Fuqua has been less present in years past only having “The Equalizer 2” and “Magnificent Seven” as his big screen entries since 2016. Though his quantity has been less, I will say the quality of these films has been much more solid. He’s a director I have trust almost exclusively since he made his most resounding foray into big screen directing with “Training Day” back in 2001. It was not his first work but certainly his most notable up to that point. And he’s had a couple films since then that might not have landed as well as others but he’s been a pretty reliable name when it comes to directing. If Antoine Fuqua’s name is on the bill, I’m apt to put it on my radar and ensure that I’m able to consume it in some fashion either on the big screen or at home.

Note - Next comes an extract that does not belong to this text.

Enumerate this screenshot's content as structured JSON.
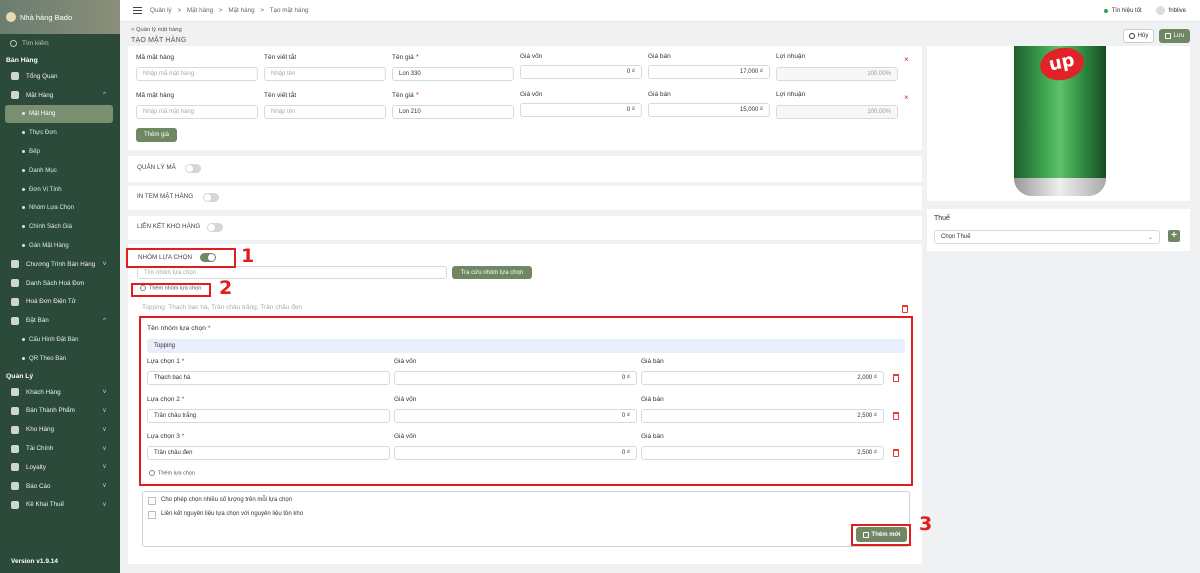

Visually he’s a great story teller and his framing in suspenseful action films is impeccable. I know “Infinite” reads a little more science fiction than his standard work but I figured it would still be in line with his other films. As much as I’d like to excuse some of the missteps, it’s just a big ball of who really cares at the end of it all. And that’s very disappointing to say.

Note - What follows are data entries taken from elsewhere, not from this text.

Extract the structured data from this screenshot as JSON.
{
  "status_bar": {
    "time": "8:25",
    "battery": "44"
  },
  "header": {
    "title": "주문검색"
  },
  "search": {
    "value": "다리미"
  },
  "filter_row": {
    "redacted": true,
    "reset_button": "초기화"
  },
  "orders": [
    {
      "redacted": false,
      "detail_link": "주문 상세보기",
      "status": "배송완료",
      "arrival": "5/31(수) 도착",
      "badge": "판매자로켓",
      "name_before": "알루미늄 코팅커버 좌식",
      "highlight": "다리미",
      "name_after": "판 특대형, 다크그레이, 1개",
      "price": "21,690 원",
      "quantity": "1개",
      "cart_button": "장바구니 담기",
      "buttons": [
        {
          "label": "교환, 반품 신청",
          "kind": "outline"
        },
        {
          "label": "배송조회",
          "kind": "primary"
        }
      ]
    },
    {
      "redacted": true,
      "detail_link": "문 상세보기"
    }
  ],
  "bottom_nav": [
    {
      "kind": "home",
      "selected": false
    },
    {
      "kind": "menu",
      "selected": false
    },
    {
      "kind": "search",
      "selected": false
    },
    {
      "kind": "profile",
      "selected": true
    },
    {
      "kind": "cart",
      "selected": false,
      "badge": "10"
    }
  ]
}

I always really hate speaking ill of films because I feel like so often there’s something of merit worth noting. And at the end of the day, the people involved in this project, pass or fail, have still endeavored something much loftier than sitting at a computer screen, critiquing other people’s work. So I do take that into consideration when denoting the unfortunate nature of this film. But those caveats in place, I still cannot endorse this movie because it is supremely unimpressive. The story is flat. The acting is uninspired. The characters, even if you wanted to TRY and care about them, are stale and unimpressive. Honestly if I hadn’t looked up the two main character’s names, I could not have told you who they were and I just finished watching this film a few minutes ago. Science fiction can be a genre that I don’t always find myself loving across the board. So that may be a reason that this didn’t work for me but with genuinely capable people at the helm of it, I was truly expecting much more than what I got.
So in the end, I have to say that if you were thinking of getting Paramount Plus to watch this flick, you might want to pass. And that’s taking into consideration there’s a 7 day free trial as well. It was the right decision to stream this instead of watching it flail at the box office, especially alongside the upcoming “Hitman’s Wife’s Bodyguard” which officially opens next Wednesday, the 16th. I’ve already seen an advanced screening of it and I know I’m biased but it’s a genuinely amazing film that somehow outdoes the original. It’s got much more compelling action and the story is really well executed. “Infinite” would have drowned at the box office even with the names Wahlberg and Fuqua attached to it. Hopefully since both of them have more projects currently in the works we will see something more interesting in their next outings. That’s all I’ve got to say about this flick. I’ll catch you on the flip side.